Marc Aspinall

Psychedelic medicine will begin to cross over into the mental health mainstream in 2021. In both Europe and the US, medicines regulators have eased restrictions on using MDMA to treat post-traumatic disorder (PTSD), and on psilocybin – the active substance in magic mushrooms – to treat depression. 2021 will bring new clinical trials, as support for the use of psychedelics in medicine continues to gain momentum.
Clinical research into psychedelics has boomed in the past five years and investors are taking note. The US Multidisciplinary Association for Psychedelic Studies (MAPS), which researches the topic, reached a $30 million (£23 million) fundraising target in 2020, on top of $80m of historical funds. This money will enable the completion of a phase-3 trial in the use of MDMA to treat PTSD, which will be necessary to achieve Food and Drug Administration approval. In the UK, London-based mental-health care company COMPASS Pathways has raised more than $115m to fund its efforts and bring to market a psilocybin treatment for depression. In August, the company filed an application to issue an IPO on the Nasdaq.

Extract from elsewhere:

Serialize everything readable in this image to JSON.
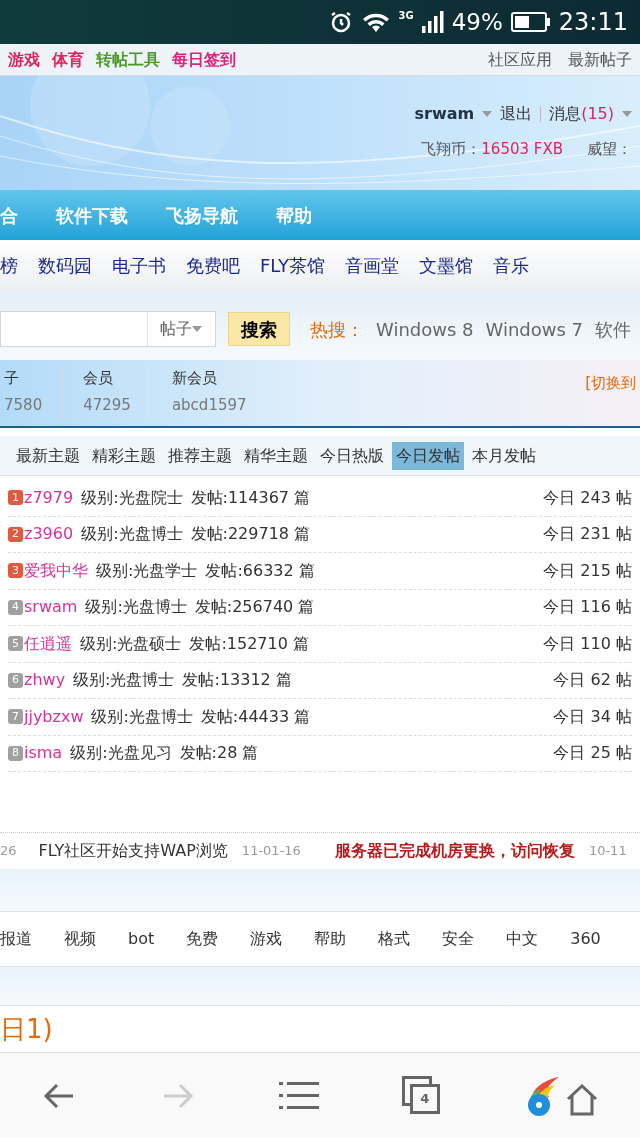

One barrier to the use of psychedelics in medicine is government regulation. The 1971 United Nations Convention on Psychotropic Substances placed psychedelics in its most restrictive category, Schedule 1, above drugs such as fentanyl, methamphetamine and cocaine. Legal-access loopholes exist in pockets of Europe and the Americas, but now governments are being increasingly lobbied to revise what many see as out-of-date policies. In November 2020, legal, regulated psilocybin therapy was approved for use in Oregon.
It is important not to underestimate the effect of drugs such as psilocybin. In a study we carried out at Imperial College London’s Centre for Psychedelic Research, which I head, 100 per cent of participants ranked a 25mg psilocybin experience as the single most intense state of consciousness of their lives. Because of this, 2021 will see the arrival of smartphone apps for those who use psychedelics, which will focus on harm reduction, including an app being developed by Imperial called MyDelica.
We are launching this app not only because of concerns about the growth of psychedelic misuse, but also the need to establish guidelines for their safe use, and to help with ongoing research. Without these, psychedelics might no longer show the same safety and efficacy that we’ve become accustomed to seeing from controlled research, and set back progress.
In 2021, big pharma could also enter the psychedelic space, as we continue to understand the drawbacks of treatments such as selective serotonin reuptake inhibitors (SSRIs). Since they were introduced to the market in 1987, SSRIs have been hugely profitable for pharmaceutical companies, but their efficacy and safety continue to be questioned. In one clinical trial of 59 individuals with a major depressive disorder, which we completed in 2020, we compared 43 daily doses of the SSRI antidepressant escitalopram with just two 25mg doses of psilocybin – plus equivalent psychological support for each condition. The results will be published in early 2021.


As patents on many conventional antidepressants begin to expire – and public and regulatory opinion regarding psychedelics is changing – 2021 will be the time that psychedelic therapy casts a spotlight on the limitations of current mental-health care treatments, and highlights a bold alternative.
Robin Carhart-Harris is head of the Centre for Psychedelic Research at Imperial College, London

Like this article?

Share on Facebook
Share on Twitter
Share on Linkdin
Share on Pinterest

Leave a comment

Why You Need A Website